*Exercise objective:* Your output should be each line from the material below that has the word "value".

*Input:*

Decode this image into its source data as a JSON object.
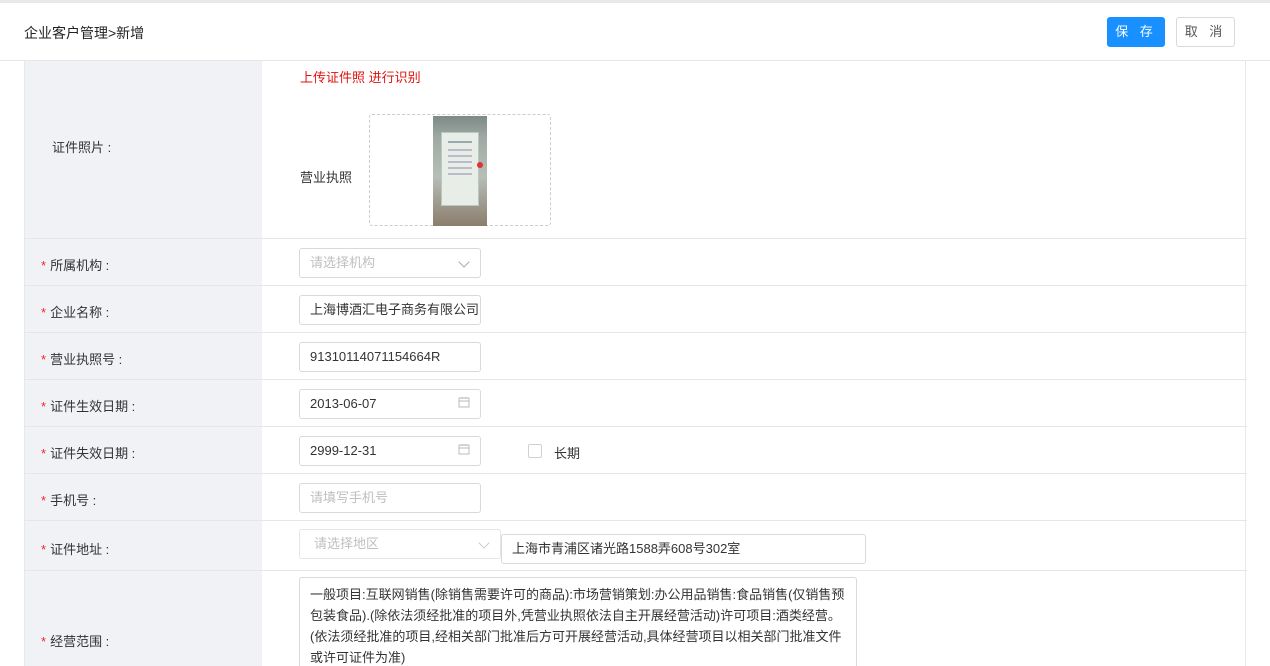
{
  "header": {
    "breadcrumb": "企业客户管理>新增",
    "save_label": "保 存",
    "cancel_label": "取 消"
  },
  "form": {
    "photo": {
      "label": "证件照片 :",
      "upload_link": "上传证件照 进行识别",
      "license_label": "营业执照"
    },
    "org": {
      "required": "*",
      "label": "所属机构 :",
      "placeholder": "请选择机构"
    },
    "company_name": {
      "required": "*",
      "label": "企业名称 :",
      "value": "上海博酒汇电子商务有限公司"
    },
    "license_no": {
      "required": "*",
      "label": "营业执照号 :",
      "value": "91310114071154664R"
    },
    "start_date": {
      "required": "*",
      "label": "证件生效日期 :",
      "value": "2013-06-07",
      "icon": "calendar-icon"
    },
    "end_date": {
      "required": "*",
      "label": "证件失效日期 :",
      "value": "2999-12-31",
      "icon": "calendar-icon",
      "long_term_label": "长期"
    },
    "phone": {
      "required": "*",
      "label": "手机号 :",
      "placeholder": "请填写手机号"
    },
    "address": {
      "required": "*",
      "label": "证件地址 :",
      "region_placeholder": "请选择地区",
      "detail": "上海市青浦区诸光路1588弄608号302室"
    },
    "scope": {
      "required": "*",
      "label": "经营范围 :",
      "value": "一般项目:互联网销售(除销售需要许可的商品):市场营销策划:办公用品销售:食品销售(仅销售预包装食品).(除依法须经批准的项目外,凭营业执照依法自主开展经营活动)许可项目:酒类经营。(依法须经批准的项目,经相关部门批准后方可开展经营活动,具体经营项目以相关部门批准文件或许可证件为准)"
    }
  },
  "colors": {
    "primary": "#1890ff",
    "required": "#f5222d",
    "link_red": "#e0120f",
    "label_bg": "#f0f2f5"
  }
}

*Written solution:*
      "value": "上海博酒汇电子商务有限公司"
      "value": "91310114071154664R"
      "value": "2013-06-07",
      "value": "2999-12-31",
      "value": "一般项目:互联网销售(除销售需要许可的商品):市场营销策划:办公用品销售:食品销售(仅销售预包装食品).(除依法须经批准的项目外,凭营业执照依法自主开展经营活动)许可项目:酒类经营。(依法须经批准的项目,经相关部门批准后方可开展经营活动,具体经营项目以相关部门批准文件或许可证件为准)"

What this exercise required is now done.